─── Dataset ───

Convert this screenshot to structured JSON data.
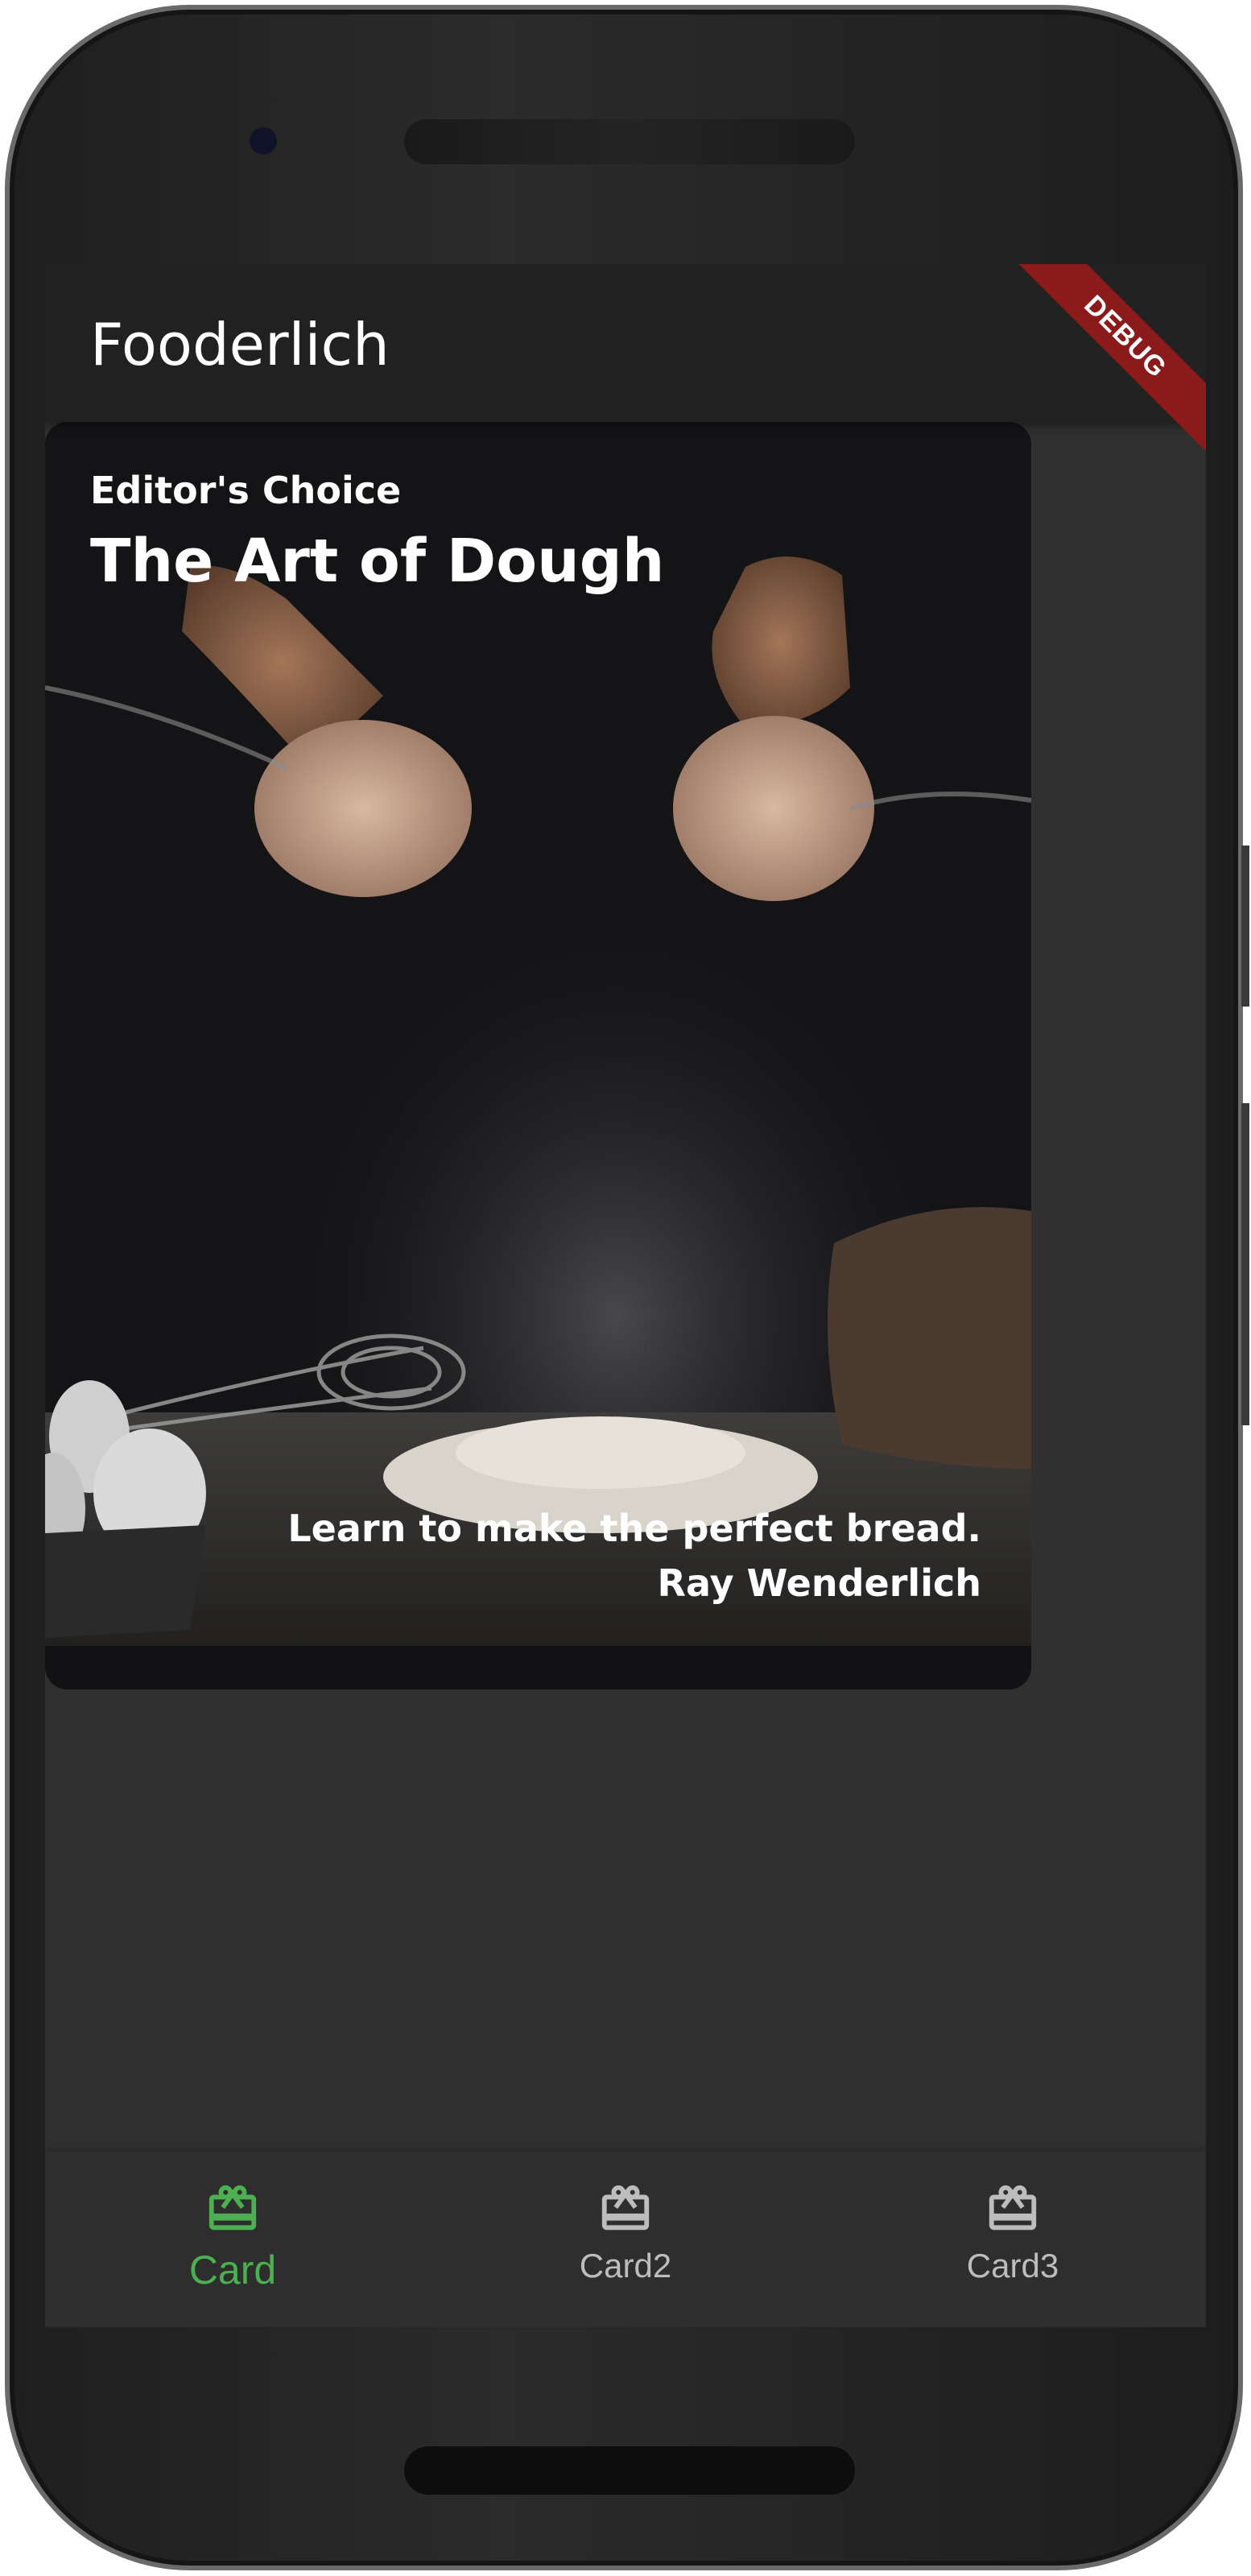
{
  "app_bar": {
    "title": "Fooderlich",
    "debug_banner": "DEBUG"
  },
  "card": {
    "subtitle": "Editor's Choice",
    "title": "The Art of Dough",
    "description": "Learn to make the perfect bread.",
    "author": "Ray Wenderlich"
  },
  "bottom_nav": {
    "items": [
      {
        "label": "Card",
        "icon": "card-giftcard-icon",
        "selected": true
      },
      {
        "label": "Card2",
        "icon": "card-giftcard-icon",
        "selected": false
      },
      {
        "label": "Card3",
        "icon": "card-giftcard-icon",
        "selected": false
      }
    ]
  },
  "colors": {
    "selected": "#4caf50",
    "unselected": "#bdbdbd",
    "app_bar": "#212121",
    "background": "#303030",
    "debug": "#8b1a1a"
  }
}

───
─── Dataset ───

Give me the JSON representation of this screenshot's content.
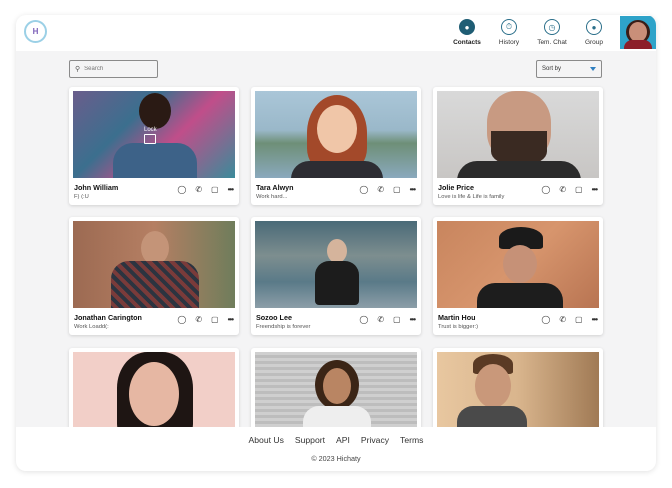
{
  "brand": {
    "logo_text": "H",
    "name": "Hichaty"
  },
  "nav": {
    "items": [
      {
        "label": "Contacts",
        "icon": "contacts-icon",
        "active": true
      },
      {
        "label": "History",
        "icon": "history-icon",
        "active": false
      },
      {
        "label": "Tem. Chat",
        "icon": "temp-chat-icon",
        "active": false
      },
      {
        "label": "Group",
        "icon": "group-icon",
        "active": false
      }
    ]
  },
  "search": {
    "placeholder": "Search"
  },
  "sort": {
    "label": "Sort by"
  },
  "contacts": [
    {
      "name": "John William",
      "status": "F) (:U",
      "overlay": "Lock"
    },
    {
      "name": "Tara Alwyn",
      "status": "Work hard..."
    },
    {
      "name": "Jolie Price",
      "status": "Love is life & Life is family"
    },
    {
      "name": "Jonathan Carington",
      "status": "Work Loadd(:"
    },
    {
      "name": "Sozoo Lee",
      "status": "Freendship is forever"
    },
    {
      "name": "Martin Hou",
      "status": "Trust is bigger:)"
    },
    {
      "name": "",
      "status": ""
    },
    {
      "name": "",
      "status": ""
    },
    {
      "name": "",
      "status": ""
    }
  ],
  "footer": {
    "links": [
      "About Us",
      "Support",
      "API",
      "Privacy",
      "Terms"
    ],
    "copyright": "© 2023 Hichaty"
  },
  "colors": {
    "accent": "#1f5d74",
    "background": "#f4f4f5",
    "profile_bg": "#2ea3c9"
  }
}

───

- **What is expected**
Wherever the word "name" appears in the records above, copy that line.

- **Answer box**
    "name": "Hichaty"
      "name": "John William",
      "name": "Tara Alwyn",
      "name": "Jolie Price",
      "name": "Jonathan Carington",
      "name": "Sozoo Lee",
      "name": "Martin Hou",
      "name": "",
      "name": "",
      "name": "",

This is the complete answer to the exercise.